That's where we are going to work on right there is this windshield, because it…has all these shapes to it.…It's not just something you can see through it, but it also has all these tones…that are involved here.…So we're going to work on that.…Now right here we have the actual bike.…Here is the artwork that was created for the bike and as we are getting closer,…you'll see that it does have all these little highlights that it's picking up,…
In this installment, The Tools, Bert demonstrates how he uses the brushes, filters, and textures in Photoshop to create everything from the trees in Central Park to the billboards on Broadway, and shares his techniques for keeping his project organized with layers and groups. He also touches on the importance of channels and channel calculations, and how the evolution of the tools in Photoshop from CS3 to CS5 shaped his work.
- Making a chain brush
- Understanding the layers in lights
- Using the 3D tools in Photoshop
- Using layer styles
- Creating wood and fabric textures

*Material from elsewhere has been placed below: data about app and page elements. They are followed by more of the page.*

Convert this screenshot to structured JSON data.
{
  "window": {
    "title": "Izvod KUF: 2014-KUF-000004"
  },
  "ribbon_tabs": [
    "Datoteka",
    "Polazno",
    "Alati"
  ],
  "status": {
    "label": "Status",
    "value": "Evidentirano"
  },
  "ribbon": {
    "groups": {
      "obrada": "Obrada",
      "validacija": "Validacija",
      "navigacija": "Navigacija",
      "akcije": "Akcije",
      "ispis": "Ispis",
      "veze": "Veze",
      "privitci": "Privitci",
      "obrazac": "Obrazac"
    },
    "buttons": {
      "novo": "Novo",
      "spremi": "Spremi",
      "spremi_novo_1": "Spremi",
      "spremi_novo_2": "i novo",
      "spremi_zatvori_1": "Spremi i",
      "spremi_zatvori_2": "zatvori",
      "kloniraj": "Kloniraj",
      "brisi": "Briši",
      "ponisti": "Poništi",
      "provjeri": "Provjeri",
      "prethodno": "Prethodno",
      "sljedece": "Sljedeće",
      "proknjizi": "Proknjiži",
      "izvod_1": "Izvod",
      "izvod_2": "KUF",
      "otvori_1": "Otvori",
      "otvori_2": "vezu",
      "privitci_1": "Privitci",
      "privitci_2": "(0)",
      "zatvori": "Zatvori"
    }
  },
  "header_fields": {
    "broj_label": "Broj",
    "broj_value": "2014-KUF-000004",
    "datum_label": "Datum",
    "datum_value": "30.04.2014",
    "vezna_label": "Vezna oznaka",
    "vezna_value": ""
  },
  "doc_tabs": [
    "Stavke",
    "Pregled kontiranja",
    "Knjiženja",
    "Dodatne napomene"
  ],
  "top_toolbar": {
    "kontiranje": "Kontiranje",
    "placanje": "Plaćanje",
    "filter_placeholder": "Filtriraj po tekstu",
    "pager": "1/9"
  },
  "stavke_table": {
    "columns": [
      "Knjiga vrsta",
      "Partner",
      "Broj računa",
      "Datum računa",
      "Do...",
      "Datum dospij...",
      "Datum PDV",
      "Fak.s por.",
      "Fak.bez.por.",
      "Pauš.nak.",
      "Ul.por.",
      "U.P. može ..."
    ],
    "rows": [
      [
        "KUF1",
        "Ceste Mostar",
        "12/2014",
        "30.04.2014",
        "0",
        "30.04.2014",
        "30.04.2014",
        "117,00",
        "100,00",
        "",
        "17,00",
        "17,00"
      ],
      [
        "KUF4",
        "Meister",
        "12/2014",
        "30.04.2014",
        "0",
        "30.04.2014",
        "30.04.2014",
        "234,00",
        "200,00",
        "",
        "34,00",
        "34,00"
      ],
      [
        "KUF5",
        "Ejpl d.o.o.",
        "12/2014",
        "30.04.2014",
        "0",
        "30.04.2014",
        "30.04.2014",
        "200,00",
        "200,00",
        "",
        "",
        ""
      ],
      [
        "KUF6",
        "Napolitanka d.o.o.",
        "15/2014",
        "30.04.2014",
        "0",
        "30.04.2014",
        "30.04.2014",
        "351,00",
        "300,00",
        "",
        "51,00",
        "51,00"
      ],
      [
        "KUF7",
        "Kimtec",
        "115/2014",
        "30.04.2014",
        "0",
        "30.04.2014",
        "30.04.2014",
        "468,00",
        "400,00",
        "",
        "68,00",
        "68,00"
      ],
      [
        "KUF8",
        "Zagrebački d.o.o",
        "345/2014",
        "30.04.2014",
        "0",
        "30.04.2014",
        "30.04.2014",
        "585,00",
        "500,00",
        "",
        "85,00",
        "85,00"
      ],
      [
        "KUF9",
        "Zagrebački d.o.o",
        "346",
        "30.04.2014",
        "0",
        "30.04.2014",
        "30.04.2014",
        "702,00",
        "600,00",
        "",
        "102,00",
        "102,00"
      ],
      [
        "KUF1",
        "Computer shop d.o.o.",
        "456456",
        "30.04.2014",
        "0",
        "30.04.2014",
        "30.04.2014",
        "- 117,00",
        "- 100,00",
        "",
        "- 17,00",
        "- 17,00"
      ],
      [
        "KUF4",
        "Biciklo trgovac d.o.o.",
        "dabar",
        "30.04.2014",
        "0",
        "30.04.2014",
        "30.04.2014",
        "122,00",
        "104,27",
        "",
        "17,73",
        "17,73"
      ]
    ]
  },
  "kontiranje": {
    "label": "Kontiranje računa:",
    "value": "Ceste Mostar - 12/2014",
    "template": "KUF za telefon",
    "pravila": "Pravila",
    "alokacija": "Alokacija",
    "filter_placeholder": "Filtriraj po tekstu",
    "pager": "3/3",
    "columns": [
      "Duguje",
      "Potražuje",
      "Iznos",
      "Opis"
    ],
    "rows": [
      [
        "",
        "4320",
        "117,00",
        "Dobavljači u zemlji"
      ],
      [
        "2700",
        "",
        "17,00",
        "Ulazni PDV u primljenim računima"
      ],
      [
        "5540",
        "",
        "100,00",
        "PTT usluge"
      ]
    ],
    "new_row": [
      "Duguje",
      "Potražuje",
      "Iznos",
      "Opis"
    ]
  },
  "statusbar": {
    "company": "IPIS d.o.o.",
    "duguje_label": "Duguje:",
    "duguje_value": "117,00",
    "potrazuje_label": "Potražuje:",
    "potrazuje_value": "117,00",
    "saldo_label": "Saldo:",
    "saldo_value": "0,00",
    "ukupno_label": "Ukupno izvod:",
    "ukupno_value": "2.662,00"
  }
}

- Applying a layer mask
- Linking layer masks with layer styles
- Understanding channels